Proper authority and market monitoring and mitigation could make the system work.
In the last few years we have watched...
restock the fisheries. Many attribute these declines to instream dams that block the natural flow of fish up and down the river. While considerable evidence suggests that dams play a role in the declines, dams also are likely to be the focus of political efforts to address the decline in fish stocks because (1) it is always easier to go after a single, highly visible contributor to a problem than thousands of smaller contributors, and (2) hydropower companies have revenues that can be tapped to pay for projects.
Utilities are likely to be heavily involved in the "fish wars" for some time to come. To date, the most effective approach has not been to oppose or resist addressing the decline in fish stocks, but to work in active partnership with regulatory agencies to help solve the problem. This process often involves extensive public participation.
FERC relicensing is an issue for a growing number of utilities as the 50-year license period ends for plants built to accommodate the economic growth that followed World War II. Hydro relicensing is an opportunity for the public to raise questions that the utilities have not been forced to address for years (e.g., concerning late summer operations that can leave neighbors with a view of a mud flat). Fish and wildlife agencies also may force consideration of impacts on fisheries that were not recognized at the time the license was granted. That can result in conditions or operating regimens that can materially affect the value of the facility.
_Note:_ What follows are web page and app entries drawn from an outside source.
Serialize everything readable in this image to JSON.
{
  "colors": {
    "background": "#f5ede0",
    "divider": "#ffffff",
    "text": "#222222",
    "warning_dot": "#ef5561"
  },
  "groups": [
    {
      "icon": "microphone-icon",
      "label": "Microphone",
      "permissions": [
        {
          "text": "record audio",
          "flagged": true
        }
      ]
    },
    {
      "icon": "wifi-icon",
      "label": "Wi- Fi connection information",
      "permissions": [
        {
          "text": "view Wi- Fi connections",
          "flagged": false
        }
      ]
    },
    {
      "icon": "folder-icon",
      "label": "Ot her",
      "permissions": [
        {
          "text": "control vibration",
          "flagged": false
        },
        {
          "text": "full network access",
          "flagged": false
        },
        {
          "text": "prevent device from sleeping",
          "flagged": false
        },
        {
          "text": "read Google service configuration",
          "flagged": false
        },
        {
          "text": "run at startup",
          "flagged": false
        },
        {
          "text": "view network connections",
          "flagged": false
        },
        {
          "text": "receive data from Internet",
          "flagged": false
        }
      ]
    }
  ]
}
Plant closures are another issue of public interest. One implication of deregulation is that many older plants will be shut down because they are no longer economic. That holds the potential for public controversy in two areas. First, communities for whom generating plants are a significant source of employment will be concerned about economic implications. Second, plant closures often force utilities to rush the process of cleaning up toxic discharges or other environmental hazards. It is not unusual for new environmental problems to come to light during closure. Local governments will be fearful of getting stuck with cleanup costs or an unusable site.
The closure of nuclear plants, in particular, raises some thorny issues. The Nuclear Regulatory Commission has identified these potential challenges, including stranded costs for decommissioning plants shut down before the end of their licenses, funding for decommissioning deregulated facilities, and plant safety after shutdown.
Regulators are speculating more about plant safety in the deregulated world. They worry that less regulation coupled with competitive prices will cause some utilities to operate plants less safely. As much as utilities complain about the costs of regulation, regulation often provides a "Good Housekeeping Seal of Approval" behind which they can hide. If regulations no longer provide safety assurances, utilities may find themselves having to deal with the public more directly on these issues.
In deregulated markets, environmental impacts such as air quality are supposed to be addressed by "price signals" reflecting the cost of meeting certain environmental standards. At a fundamental level, most environmentalists do not accept the philosophy of the